Canada’s workforce rose in August but remains smaller than it was before the summer as it fell in the past two months and tens of thousands simply quit their jobs. According to Statistics Canada, much of this can be attributed to more Canadians retiring than ever before.
It’s not just the 65+ crowd cleaning up their offices and hanging their tool belts. A record number of Canadians aged 55 to 64 reported having retired within the past 12 months, the agency’s data show.
This has fueled a massive exodus of some of Canada’s most highly skilled workers. Businesses are in turmoil and wages are rising sharply, threatening to further dampen the country’s productivity decline, economists say.
Jimmy Jean, chief economist at Desjardins Group, said: “We knew for a long time that this wave was coming, that we were going to hit this moment. “And it’s only going to intensify in the next few years.
“The risk you have, which we have already seen in some sectors, is people leaving without enough young workers to take over. is lost.”
Pandemic delayed some retirement plans
Retirees declined during the COVID-19 pandemic as many Canadians decided to stay in the workforce longer. Now that restrictions have been lifted, many are scrambling to make up for lost time, choosing to travel and spend more time with their families.
Their retirement is shrinking the workforce and weighing on economic growth as central banks aggressively raise interest rates to combat rapid inflation, fueling fears the economy is headed for recession. There is likely to be.

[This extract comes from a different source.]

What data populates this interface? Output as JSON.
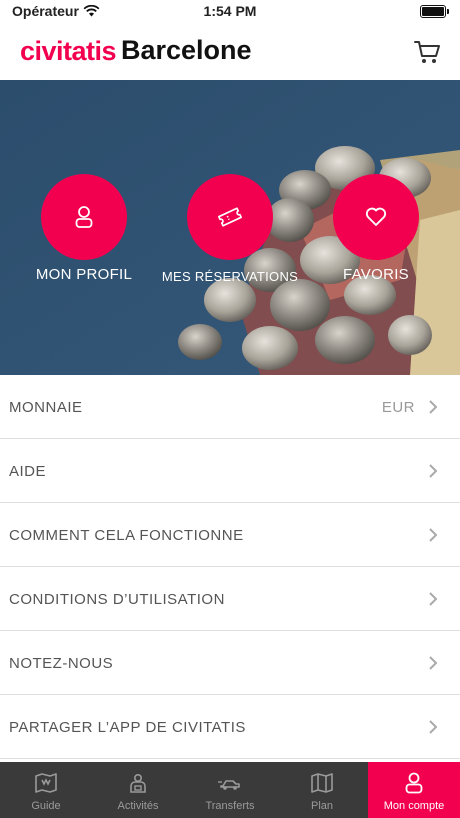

Canada, which has increased immigration to fuel economic growth, has the largest working-age population in the G7 and an ever-aging workforce, according to Statistics Canada. increase. Her 1 in 5 Canadian workers are over the age of 55.
307,000 Canadians left their jobs to retire at some point last year in August, up 31.8% from a year ago and 12.5% more than in August 2019, before the pandemic hit. Said.
Adding to the problem, more than 620,000 Canadians fell into the 65+ category during the pandemic, a 9.7% increase in that population group. Job openings and vacancies are well above pre-pandemic levels despite three consecutive months of unemployment.
nurse and truck driver
Retirement issues are particularly acute in skilled fields such as trade and nursing. Since May, Canada has lost his 34,400 jobs in the medical sector, despite a record number of nurses reporting overtime hours.
According to Kathryn Hoy, president of the Ontario Nurses Association, they weren’t cut jobs, but rather retired people.
Citing the pandemic, working conditions and wage disputes with Canada’s largest province, he said, “This is a big problem right now because so many people are leaving unexpectedly.”
The transportation industry is also grappling with severe labor shortages, both due to the pandemic’s frenzy for more goods and an aging workforce.
“More and more drivers are aging, so they are retiring or considering alternative lifestyles,” said the owner of Trans Canada College, a vocational school that trains truck drivers. Tony Reader said.
At the same time, there is a surge in demand from trucking companies, many of whom are recruiting student drivers for on-the-job training courses and as soon as they are fully licensed, Reeder said.
“Without trucks or people driving trucks, goods are stored in ports and warehouses rather than arriving at destinations where they can be consumed,” he said.